__What you have to do__.
Within the listing below, count the lines that have the string "subject". Answer with that number only.
───── Extracted data
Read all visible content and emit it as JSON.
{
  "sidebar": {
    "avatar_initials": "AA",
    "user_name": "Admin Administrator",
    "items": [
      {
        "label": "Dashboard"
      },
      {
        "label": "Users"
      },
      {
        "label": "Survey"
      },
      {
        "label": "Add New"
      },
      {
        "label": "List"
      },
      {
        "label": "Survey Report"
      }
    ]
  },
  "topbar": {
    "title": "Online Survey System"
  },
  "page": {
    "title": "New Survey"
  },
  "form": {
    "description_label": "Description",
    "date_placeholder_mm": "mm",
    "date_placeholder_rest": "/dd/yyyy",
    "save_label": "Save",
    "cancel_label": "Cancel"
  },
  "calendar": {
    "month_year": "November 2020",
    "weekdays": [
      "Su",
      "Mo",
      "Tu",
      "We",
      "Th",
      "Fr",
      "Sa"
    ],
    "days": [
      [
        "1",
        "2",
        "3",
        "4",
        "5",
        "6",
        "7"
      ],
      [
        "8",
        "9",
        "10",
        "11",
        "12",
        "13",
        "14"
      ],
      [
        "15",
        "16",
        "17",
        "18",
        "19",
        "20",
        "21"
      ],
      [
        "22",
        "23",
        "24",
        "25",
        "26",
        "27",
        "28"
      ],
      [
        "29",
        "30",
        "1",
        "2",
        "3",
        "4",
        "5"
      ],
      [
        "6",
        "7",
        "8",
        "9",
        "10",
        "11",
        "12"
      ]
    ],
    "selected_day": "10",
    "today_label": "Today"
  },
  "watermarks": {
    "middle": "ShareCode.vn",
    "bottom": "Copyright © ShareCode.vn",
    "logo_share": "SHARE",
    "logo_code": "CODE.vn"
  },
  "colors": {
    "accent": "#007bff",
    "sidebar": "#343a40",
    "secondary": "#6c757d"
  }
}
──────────
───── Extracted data
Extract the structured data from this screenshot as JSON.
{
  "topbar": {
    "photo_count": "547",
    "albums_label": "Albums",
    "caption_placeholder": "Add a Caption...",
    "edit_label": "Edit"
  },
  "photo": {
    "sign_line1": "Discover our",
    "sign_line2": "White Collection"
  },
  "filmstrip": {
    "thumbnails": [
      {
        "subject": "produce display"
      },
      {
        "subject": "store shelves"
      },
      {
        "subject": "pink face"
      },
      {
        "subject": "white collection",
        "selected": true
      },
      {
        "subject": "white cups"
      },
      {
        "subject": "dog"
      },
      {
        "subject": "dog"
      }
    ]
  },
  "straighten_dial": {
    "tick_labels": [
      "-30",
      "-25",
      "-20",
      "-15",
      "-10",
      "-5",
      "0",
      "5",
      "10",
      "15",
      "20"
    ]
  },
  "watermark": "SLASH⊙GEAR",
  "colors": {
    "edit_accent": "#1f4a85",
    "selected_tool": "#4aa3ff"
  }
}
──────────
__Answer section__.
7